» Activity: Show each line of the listing in which the word "channel" occurs.

..........

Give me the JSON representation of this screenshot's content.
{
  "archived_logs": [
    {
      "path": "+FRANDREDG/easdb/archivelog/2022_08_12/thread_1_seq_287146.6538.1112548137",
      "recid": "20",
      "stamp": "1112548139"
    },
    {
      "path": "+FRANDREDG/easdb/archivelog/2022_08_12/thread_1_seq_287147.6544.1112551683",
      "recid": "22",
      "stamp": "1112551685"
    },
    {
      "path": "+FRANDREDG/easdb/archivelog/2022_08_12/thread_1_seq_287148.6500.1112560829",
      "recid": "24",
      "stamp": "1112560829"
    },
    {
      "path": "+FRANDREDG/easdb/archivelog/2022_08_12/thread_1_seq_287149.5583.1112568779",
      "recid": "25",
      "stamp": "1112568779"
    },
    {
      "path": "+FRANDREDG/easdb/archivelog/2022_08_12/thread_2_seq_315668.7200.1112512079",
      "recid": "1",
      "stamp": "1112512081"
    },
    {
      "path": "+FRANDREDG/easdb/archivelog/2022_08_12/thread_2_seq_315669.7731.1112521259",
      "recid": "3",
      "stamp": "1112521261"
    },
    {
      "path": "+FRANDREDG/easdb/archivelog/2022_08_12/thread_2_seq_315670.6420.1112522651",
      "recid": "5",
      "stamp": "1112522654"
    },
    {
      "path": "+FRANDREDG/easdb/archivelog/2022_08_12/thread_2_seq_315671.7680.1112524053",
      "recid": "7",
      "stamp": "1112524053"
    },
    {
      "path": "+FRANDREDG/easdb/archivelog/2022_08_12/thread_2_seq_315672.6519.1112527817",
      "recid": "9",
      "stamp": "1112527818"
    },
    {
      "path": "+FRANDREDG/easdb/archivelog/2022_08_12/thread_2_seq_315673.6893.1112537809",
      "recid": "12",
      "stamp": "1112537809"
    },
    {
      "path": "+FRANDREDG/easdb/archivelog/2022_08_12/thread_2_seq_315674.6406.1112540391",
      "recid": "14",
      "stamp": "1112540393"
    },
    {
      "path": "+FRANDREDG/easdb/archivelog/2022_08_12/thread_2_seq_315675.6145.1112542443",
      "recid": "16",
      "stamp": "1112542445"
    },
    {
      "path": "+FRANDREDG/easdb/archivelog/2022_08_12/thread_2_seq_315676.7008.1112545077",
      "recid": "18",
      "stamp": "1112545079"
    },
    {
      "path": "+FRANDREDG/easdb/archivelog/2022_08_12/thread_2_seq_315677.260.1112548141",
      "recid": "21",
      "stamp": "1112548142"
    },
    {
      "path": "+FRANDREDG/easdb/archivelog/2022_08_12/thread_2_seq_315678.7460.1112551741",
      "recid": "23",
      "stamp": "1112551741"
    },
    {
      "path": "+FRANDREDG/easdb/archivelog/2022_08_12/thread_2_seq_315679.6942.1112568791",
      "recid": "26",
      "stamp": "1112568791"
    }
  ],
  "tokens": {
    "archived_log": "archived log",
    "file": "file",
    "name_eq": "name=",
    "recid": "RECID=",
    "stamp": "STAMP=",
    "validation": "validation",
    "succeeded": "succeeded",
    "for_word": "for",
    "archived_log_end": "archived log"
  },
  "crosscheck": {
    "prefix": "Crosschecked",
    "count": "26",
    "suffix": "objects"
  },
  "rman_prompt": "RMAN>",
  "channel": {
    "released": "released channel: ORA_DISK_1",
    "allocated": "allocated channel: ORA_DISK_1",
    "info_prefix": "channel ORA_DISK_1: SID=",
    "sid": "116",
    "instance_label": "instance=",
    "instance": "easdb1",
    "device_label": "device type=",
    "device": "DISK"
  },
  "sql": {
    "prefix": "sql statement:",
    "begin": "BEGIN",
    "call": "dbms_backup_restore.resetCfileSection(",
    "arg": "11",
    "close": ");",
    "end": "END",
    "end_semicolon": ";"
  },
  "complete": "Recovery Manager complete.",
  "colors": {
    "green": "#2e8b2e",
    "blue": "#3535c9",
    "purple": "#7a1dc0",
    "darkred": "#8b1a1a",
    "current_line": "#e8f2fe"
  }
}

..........

» Answer space:
  "channel": {
    "released": "released channel: ORA_DISK_1",
    "allocated": "allocated channel: ORA_DISK_1",
    "info_prefix": "channel ORA_DISK_1: SID=",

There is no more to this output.